AIM OF THE EXERCISE: Sort through the entries below and pull out lines containing the word "function".

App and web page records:
>>>>>
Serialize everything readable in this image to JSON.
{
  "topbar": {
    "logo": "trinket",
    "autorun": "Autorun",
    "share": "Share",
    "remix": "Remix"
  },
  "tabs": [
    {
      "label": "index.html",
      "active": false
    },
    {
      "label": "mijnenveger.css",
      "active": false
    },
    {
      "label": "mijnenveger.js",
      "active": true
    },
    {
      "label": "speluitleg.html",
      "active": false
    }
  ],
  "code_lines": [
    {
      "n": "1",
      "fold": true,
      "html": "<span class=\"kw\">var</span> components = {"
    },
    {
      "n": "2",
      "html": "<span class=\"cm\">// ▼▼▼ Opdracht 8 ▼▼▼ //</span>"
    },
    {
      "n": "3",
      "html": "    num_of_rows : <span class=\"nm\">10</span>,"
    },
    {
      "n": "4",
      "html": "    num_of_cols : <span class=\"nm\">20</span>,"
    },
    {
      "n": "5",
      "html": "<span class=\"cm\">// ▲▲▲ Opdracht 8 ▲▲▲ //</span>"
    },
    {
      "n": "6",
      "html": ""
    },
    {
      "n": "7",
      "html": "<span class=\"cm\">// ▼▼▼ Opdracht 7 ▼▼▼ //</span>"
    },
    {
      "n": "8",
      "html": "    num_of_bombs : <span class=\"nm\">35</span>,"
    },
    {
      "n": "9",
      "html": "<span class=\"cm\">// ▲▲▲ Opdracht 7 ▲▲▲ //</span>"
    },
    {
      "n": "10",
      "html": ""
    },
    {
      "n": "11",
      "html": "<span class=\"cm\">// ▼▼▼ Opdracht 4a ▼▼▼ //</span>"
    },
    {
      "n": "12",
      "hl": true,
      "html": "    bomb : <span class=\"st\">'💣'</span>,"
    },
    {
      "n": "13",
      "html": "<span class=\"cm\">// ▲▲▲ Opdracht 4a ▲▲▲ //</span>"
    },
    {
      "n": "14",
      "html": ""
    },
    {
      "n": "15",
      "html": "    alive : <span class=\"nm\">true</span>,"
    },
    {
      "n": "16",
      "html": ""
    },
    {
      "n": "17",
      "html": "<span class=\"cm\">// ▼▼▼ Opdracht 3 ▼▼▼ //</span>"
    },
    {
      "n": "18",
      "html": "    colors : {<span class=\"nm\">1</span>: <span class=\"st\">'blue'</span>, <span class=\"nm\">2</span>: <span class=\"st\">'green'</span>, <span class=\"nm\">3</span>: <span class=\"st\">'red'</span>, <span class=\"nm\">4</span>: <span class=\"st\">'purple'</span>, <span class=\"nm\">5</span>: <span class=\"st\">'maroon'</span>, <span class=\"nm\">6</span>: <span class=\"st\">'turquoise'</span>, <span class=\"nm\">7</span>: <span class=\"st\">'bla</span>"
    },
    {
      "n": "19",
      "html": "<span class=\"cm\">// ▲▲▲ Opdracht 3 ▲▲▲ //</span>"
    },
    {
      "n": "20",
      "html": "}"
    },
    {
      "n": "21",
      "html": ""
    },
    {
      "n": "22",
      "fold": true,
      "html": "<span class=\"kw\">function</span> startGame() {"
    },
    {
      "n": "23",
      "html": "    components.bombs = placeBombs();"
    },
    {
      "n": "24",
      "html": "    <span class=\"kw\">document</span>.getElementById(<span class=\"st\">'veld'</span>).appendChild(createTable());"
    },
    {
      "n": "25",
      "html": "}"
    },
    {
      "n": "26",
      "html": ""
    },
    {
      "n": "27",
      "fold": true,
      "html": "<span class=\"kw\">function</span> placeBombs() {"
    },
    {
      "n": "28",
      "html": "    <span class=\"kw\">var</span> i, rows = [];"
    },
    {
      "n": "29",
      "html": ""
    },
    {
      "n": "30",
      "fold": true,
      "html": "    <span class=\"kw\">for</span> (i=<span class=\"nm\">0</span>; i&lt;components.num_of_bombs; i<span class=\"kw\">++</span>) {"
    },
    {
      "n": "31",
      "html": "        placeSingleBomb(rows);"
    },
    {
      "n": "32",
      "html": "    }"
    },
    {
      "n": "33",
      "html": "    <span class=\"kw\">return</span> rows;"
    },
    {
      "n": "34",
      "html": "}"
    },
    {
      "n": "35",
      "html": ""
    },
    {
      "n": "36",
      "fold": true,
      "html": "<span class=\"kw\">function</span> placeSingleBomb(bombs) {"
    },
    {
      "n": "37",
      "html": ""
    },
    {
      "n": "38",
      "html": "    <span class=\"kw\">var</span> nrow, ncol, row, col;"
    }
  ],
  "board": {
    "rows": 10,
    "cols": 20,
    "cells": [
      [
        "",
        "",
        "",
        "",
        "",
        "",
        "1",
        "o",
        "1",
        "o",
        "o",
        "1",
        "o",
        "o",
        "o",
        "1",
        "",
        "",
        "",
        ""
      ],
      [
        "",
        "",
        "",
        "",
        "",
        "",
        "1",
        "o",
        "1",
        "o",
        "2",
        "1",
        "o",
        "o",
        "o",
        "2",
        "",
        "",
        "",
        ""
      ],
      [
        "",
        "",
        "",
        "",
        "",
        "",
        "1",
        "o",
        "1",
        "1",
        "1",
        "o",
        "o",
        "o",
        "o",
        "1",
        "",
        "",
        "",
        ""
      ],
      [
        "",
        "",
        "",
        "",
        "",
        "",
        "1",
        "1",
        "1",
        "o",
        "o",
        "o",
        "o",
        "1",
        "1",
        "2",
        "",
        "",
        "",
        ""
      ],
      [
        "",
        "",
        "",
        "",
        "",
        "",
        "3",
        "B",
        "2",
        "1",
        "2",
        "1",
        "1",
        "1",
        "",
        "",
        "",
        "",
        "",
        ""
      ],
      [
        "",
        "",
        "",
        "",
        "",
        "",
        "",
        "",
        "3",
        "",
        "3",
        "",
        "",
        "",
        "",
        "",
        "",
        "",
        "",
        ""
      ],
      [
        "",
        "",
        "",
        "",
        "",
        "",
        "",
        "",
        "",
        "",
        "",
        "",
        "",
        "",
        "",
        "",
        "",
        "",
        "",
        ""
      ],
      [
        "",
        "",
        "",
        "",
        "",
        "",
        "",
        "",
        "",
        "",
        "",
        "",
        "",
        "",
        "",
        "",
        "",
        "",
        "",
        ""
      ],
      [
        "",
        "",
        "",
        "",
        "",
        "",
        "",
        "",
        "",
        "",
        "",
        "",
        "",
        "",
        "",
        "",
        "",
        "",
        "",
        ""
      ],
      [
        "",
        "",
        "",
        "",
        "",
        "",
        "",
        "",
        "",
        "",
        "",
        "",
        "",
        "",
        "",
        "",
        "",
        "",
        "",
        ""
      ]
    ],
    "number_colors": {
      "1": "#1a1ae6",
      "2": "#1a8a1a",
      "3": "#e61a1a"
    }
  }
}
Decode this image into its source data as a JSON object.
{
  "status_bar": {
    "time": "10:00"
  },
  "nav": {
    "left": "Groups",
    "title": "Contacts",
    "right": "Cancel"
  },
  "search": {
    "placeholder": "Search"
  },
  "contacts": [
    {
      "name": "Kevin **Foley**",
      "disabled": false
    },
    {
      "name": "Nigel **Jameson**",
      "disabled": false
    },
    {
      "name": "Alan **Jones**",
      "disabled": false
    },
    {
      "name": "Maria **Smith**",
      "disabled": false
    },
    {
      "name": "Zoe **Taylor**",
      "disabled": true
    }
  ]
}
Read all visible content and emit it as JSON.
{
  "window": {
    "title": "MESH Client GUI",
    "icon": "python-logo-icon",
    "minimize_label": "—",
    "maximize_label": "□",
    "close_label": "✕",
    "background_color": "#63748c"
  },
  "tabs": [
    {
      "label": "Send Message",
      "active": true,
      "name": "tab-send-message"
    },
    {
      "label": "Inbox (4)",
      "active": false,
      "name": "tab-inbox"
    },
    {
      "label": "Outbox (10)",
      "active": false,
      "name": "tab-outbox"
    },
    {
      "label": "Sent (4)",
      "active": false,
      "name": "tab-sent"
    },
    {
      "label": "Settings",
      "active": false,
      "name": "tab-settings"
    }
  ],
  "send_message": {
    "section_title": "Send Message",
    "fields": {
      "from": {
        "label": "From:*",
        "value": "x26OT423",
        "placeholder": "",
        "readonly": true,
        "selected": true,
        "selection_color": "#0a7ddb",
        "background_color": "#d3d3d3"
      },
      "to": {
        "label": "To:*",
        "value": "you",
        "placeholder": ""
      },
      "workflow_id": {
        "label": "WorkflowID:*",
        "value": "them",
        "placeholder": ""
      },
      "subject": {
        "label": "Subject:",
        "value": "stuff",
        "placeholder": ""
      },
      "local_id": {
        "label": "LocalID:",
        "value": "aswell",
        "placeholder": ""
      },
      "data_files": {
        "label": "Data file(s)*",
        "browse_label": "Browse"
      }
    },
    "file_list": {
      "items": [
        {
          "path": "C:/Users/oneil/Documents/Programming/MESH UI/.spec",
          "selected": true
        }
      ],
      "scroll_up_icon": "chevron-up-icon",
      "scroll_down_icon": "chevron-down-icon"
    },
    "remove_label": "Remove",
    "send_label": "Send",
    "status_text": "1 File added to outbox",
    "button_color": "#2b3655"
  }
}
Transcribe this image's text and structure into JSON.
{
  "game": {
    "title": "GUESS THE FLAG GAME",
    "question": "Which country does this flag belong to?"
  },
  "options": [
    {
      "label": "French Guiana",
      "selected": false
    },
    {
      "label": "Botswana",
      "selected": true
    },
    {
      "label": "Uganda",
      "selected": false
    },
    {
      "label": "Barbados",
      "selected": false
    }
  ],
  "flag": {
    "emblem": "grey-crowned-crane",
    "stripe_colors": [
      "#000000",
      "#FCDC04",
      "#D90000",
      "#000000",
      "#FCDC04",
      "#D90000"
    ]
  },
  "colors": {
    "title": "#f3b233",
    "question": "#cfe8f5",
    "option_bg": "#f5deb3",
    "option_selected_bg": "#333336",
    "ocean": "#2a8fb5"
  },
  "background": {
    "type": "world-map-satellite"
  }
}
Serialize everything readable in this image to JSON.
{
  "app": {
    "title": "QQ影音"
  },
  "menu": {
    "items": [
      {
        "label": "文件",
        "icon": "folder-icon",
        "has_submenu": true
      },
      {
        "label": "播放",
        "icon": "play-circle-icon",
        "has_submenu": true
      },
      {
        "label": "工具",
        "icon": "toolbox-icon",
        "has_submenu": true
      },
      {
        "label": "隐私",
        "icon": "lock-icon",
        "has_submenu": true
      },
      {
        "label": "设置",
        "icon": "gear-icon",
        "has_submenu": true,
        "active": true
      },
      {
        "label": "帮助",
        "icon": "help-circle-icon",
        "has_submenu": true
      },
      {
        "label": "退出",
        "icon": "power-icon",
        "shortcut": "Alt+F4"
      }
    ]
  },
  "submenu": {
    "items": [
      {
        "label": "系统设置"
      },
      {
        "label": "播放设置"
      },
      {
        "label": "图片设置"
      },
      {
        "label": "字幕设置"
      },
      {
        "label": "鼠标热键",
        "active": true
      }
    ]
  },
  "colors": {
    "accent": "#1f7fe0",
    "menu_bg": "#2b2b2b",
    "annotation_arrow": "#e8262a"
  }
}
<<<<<
REPLY:
      "html": "<span class=\"kw\">function</span> startGame() {"
      "html": "<span class=\"kw\">function</span> placeBombs() {"
      "html": "<span class=\"kw\">function</span> placeSingleBomb(bombs) {"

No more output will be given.